PROBLEM:
Whenever a line carries the word "JSON", pull it out of the entries.

DATA RECORDS:
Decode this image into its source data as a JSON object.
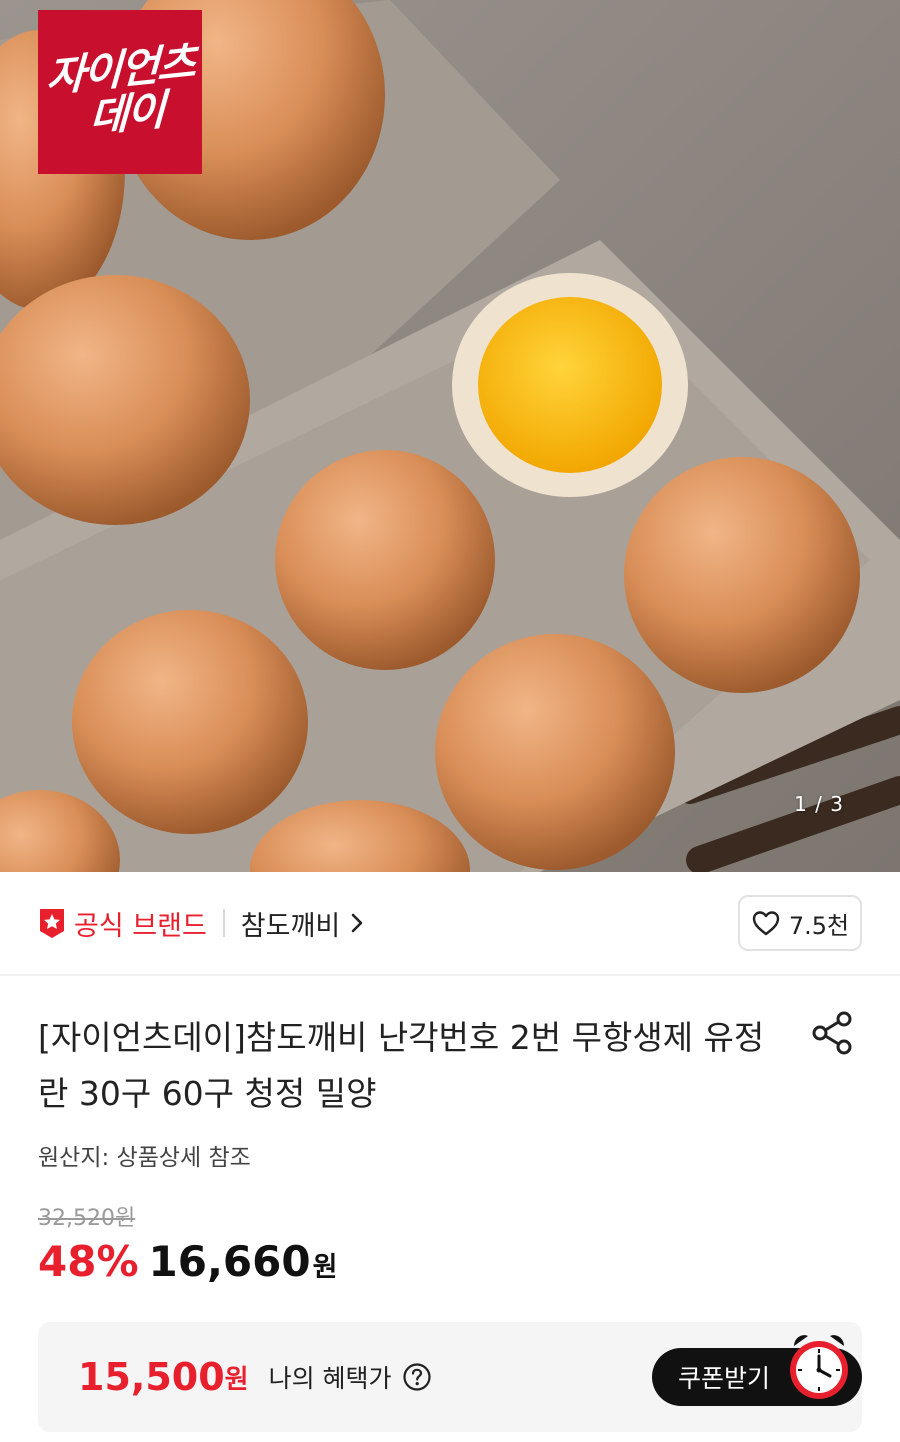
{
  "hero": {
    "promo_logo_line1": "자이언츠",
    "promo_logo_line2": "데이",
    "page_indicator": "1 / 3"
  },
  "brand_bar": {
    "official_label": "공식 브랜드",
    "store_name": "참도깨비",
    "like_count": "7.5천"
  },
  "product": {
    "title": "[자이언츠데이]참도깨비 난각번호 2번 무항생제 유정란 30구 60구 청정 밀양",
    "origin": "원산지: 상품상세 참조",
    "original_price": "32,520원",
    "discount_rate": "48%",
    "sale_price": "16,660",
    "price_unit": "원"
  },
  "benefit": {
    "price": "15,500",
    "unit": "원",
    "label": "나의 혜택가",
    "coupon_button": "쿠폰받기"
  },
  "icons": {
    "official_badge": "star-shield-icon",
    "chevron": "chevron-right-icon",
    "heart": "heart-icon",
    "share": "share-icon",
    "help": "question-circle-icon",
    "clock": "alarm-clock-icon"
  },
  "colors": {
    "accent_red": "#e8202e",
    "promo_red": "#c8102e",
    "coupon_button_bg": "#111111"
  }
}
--
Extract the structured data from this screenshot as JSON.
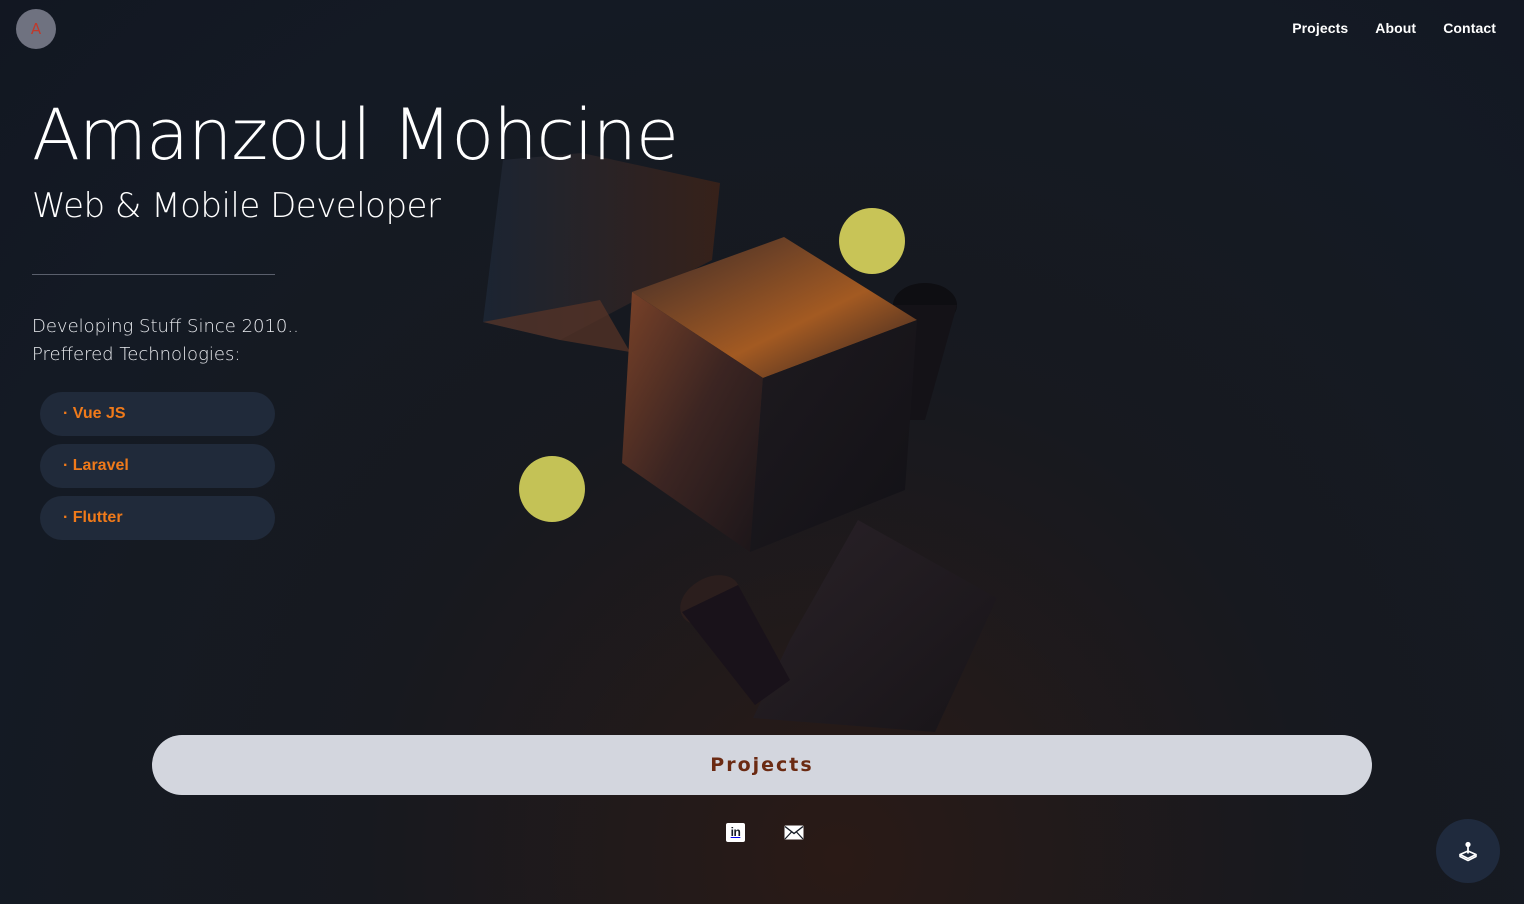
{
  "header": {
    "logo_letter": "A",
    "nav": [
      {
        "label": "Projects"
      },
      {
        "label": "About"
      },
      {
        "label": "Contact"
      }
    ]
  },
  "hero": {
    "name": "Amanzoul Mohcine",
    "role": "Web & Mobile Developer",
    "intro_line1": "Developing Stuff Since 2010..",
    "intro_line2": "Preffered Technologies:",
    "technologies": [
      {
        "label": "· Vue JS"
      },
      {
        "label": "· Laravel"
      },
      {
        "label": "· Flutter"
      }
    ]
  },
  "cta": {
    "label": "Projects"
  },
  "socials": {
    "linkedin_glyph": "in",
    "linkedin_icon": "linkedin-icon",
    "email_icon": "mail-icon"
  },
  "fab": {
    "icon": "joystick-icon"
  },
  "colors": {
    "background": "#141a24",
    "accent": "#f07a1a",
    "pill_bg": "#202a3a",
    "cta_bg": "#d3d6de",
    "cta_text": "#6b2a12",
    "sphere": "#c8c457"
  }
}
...
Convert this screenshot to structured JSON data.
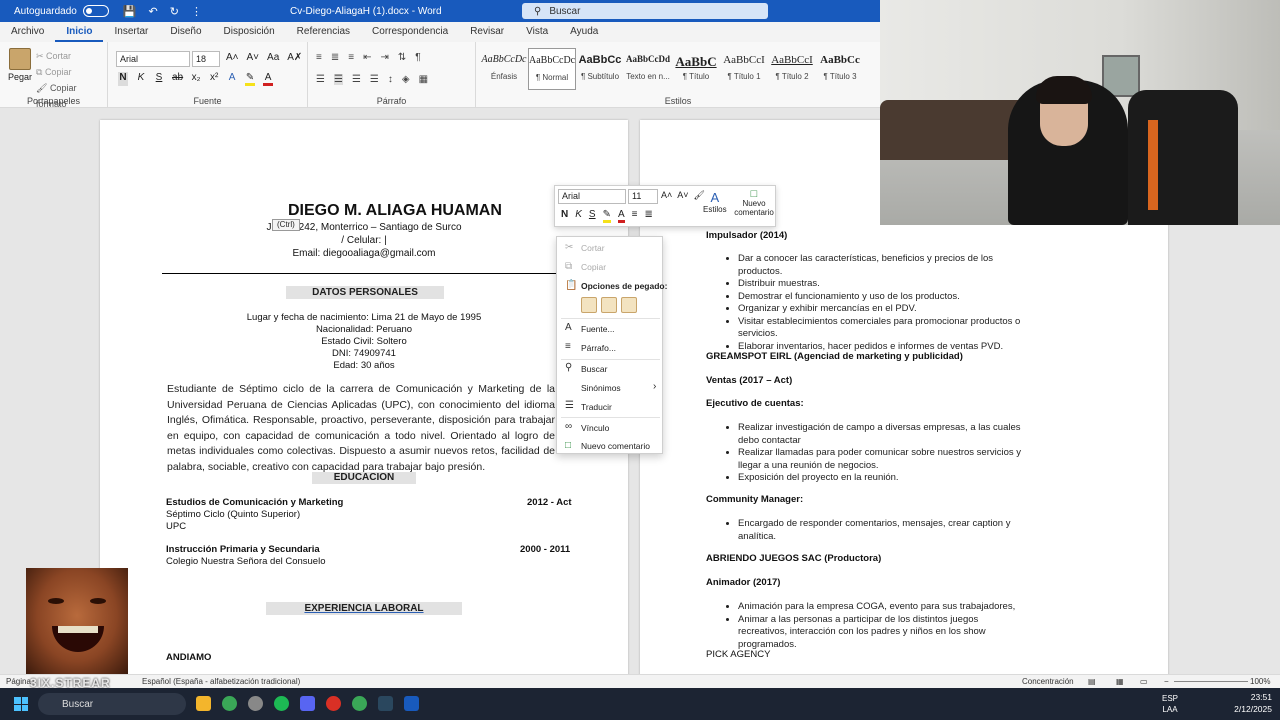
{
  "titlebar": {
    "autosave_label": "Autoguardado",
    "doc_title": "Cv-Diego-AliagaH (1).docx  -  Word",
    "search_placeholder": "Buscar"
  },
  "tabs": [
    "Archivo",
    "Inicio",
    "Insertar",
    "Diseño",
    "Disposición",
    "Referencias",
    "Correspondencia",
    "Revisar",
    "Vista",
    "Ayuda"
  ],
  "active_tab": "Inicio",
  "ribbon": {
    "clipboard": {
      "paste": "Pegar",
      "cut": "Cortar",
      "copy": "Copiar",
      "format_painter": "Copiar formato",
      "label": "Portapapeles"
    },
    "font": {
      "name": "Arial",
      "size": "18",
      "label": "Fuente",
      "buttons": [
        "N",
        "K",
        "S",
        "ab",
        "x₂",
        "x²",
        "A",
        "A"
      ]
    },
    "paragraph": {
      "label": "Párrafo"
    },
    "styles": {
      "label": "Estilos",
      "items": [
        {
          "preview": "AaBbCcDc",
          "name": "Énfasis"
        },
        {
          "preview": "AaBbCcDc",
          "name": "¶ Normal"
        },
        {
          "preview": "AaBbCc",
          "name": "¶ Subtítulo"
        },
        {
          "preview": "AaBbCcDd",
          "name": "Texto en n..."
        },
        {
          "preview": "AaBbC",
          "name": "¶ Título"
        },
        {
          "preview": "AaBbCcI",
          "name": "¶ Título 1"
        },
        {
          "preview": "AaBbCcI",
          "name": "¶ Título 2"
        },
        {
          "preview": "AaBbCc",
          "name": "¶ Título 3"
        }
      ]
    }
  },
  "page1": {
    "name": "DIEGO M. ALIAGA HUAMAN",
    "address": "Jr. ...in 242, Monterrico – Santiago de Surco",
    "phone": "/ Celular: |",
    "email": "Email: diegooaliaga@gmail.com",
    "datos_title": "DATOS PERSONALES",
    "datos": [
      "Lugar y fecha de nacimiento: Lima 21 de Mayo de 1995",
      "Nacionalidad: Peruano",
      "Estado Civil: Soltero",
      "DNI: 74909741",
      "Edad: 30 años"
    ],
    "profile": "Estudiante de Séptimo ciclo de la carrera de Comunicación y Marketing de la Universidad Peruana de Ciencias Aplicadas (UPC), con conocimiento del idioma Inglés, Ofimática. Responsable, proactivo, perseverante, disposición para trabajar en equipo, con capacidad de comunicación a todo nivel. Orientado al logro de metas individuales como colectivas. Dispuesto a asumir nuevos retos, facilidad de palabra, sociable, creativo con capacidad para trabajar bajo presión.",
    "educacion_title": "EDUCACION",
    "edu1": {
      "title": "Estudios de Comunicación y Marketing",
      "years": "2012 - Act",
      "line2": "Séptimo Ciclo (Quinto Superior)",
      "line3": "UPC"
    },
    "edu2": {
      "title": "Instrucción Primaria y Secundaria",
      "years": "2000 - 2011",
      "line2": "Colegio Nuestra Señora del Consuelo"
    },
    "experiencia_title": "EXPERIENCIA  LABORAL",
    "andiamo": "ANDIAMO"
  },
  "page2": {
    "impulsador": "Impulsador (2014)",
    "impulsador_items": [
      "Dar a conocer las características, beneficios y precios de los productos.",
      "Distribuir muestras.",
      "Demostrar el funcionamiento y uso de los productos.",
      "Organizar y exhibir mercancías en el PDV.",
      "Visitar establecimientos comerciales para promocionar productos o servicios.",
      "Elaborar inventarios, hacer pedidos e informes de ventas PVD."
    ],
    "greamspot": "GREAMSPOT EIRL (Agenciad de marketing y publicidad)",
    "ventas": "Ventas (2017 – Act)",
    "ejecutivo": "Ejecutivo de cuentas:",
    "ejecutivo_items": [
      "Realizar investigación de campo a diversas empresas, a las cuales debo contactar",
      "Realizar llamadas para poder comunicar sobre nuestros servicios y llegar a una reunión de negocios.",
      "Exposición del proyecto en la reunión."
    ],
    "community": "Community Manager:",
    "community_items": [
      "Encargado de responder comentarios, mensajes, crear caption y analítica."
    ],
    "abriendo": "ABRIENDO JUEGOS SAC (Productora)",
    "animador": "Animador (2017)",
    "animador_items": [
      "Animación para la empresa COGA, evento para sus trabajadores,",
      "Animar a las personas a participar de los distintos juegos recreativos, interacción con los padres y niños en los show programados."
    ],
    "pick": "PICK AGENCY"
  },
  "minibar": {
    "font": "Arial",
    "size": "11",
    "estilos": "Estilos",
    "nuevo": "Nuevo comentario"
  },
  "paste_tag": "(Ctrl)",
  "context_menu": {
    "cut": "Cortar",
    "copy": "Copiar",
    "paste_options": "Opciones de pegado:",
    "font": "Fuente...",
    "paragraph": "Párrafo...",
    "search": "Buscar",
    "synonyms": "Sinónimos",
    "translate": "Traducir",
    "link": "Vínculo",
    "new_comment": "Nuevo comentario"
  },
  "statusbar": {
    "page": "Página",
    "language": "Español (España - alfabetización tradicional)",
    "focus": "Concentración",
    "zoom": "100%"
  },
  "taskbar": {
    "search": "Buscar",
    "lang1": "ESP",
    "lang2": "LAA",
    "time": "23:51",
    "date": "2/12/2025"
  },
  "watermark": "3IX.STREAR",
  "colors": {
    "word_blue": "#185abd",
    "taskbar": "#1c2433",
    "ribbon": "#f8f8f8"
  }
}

RESULT FOR THIS TASK:
Decode this image into its source data as a JSON object.
Extract the structured data from this screenshot as JSON.
Convert this screenshot to structured JSON data.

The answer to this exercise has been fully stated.